Florida Ruling may put chink in Medicaid's auditing armor

Sunday, September 2, 2007

TALLAHASSEE, Fla. - In an Aug. 23 ruling, an administrative judge questioned the legality of Florida Medicaid's formula for extrapolating claims in a 2005 audit of Custom Mobility.

Judge Patricia Hart, of the Division of Administrative Hearings in Tallahassee, Fla., ruled the Agency for Health Care Administration (AHCA) has never adopted its 20-year-old formula for extrapolation as a formal rule, violating state law. Hart's ruling may influence existing audits and those pending appeal, said Lester Perling, a healthcare attorney at Broad and Cassel in Fort Lauderdale, Fla., who represents Custom Mobility.

"Basically, the judge's ruling says that going forward, the state can't do anything relying on this formula," he said. "Custom Mobility's overpayment and dozens and dozens and dozens of others in Florida depend on the use of that formula, so it certainly has an impact."

In December 2005, AHCA asked the Largo, Fla.-based Custom Mobility to repay more than $200,000 in alleged overpayments. AHCA came to that amount by extrapolating about 30 claims worth about $4,000 over a multi-year period, said Bruce Bayes, president of Custom Mobility.

Per Hart's ruling, Custom Mobility "is entitled to an award of reasonable costs and reasonable attorneys' fees."

AHCA may appeal the ruling and request a stay order, which would maintain the status quo pending a final court decision, Perling said.

Custom Mobility has an administrative hearing for its audit set for October, but the status of that hearing, due to Hart's ruling, is uncertain, Perling said. With presumably only $4,000 at stake (vs. more than $200,000), Custom Mobility or the state may drop their cases.

Meanwhile, word of Hart's ruling "spread with lightening speed through legal circles" in Florida, Bayes said.

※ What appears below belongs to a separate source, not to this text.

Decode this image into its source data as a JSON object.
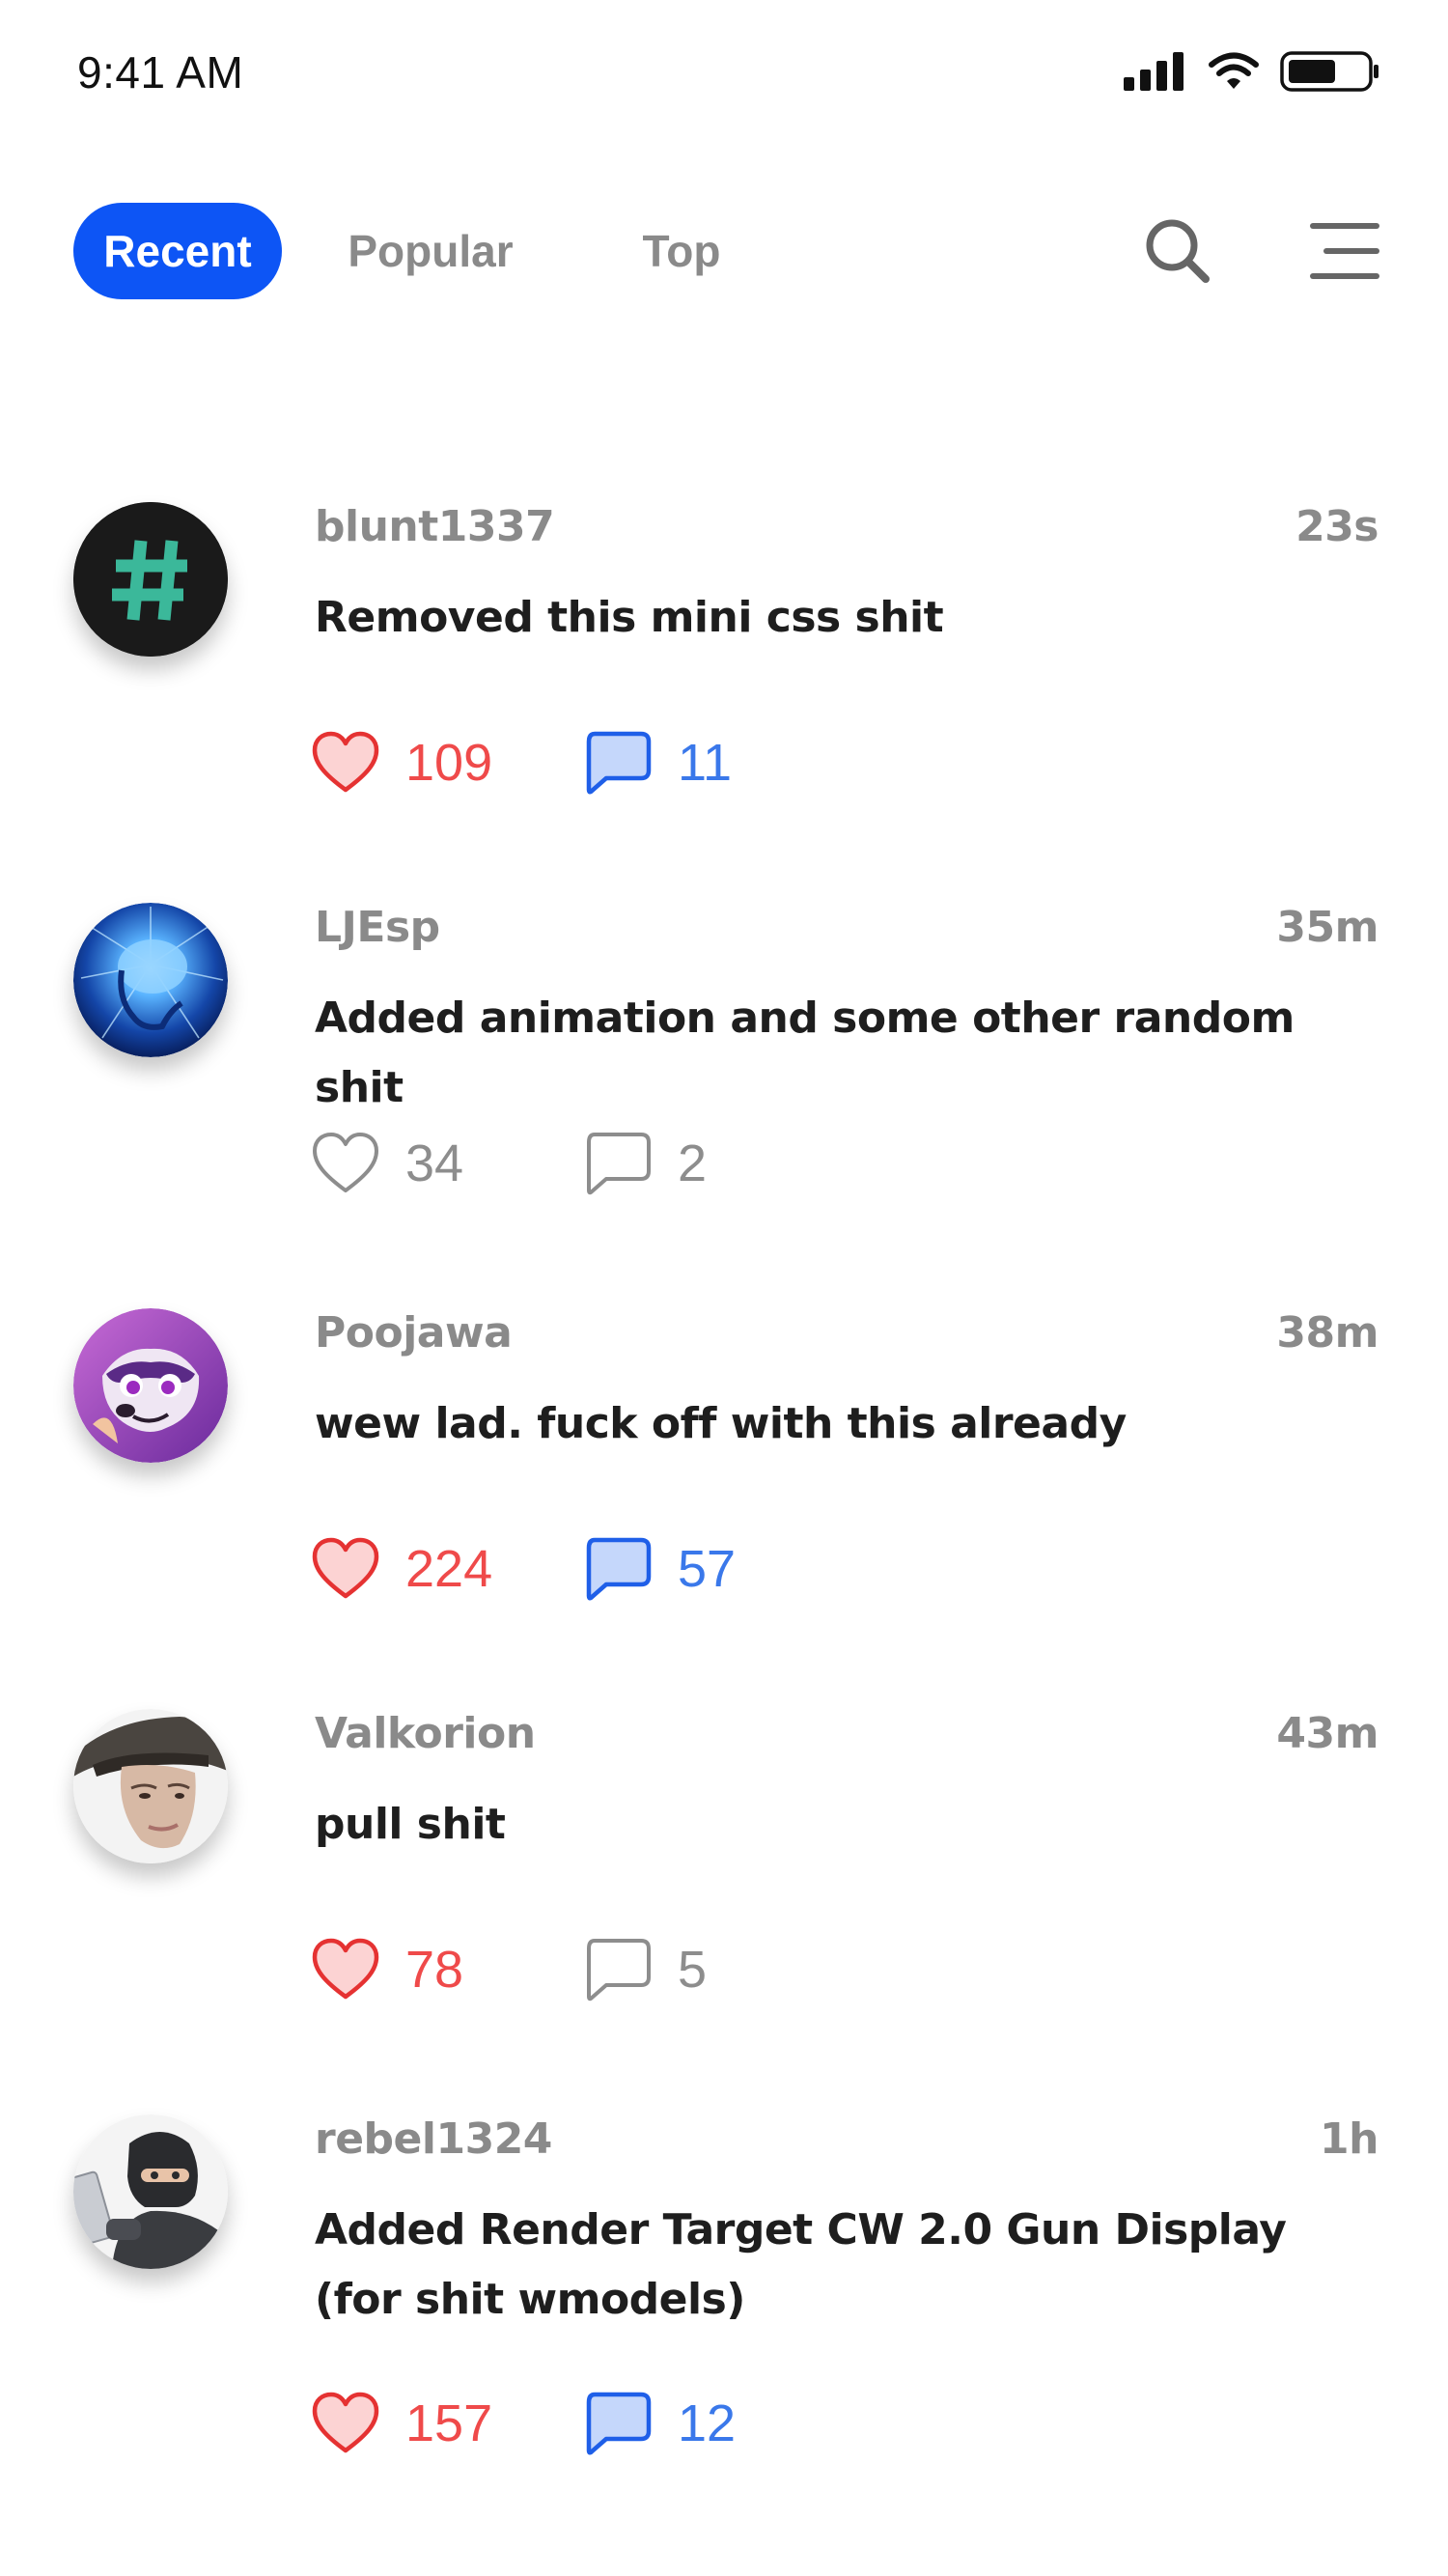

Perling's firm alone is handling about a dozen cases that could be impacted by Hart's ruling.

"I've believed for a few years that the formula for extrapolation was never promulgated as a rule in Florida, but when you're dealing with Medicaid overpayments, a lot of times, the provider, because of the amount at issue, believes it's not worth going through litigation," he said. "I'd always raise the issue with clients, but Custom Mobility was the first to say, 'Yeah, let's give it a shot.'"

Industry attorney Jeff Baird wouldn't be surprised if other states also haven't gone through the proper rule-making for extrapolation.

"Even though this ruling isn't binding on other states, it'd certainly be persuasive," said Baird, a healthcare attorney with Brown & Fortunato in Amarillo, Texas.